Brief.
Number of lines below with the word "icon": state it and write nothing more.

Exercise data.
Segment Open
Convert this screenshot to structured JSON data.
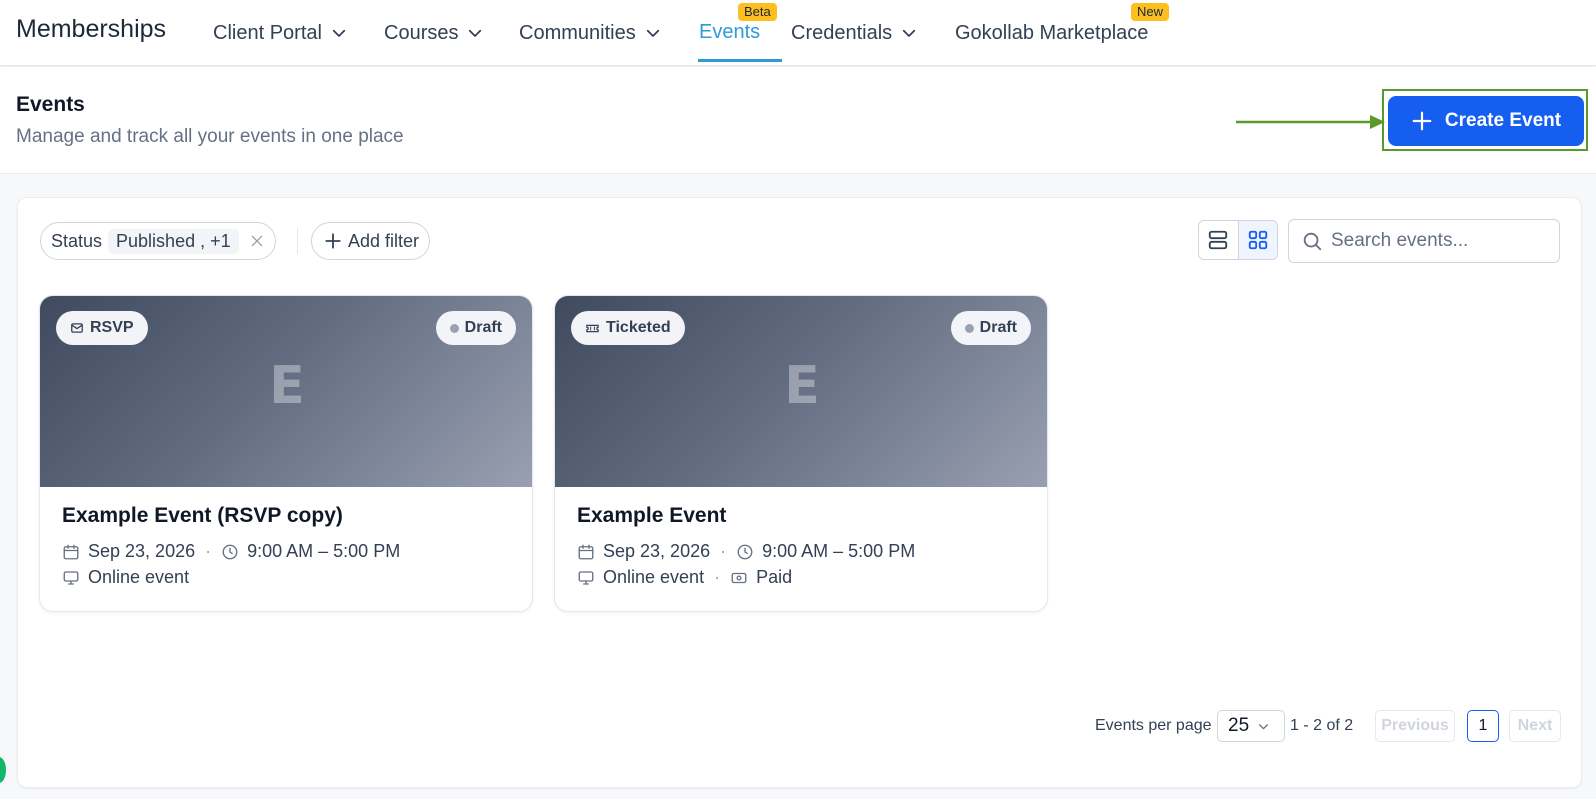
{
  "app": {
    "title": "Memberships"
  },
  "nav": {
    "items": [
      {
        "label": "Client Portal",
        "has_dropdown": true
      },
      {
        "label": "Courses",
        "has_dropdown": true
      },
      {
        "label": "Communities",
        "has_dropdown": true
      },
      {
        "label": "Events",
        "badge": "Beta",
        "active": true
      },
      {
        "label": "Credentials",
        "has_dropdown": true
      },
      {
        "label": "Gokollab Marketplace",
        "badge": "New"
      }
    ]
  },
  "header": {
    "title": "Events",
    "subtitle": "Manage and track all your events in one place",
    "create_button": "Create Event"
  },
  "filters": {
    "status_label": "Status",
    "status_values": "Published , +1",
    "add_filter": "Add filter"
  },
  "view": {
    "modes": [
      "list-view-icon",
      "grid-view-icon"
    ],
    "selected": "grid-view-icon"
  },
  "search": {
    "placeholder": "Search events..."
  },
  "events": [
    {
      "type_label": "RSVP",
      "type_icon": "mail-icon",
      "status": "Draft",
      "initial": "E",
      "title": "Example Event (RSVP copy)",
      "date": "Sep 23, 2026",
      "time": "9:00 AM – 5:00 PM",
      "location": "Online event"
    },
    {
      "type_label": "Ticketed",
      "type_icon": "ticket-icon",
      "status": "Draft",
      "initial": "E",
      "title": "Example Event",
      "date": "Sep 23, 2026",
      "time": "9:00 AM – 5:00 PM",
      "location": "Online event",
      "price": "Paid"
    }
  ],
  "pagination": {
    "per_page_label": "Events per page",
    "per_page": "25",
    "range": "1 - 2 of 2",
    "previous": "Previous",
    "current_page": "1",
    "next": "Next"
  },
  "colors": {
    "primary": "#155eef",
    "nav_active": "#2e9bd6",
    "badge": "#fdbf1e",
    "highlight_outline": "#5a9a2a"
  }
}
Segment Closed
Response to this exercise.
5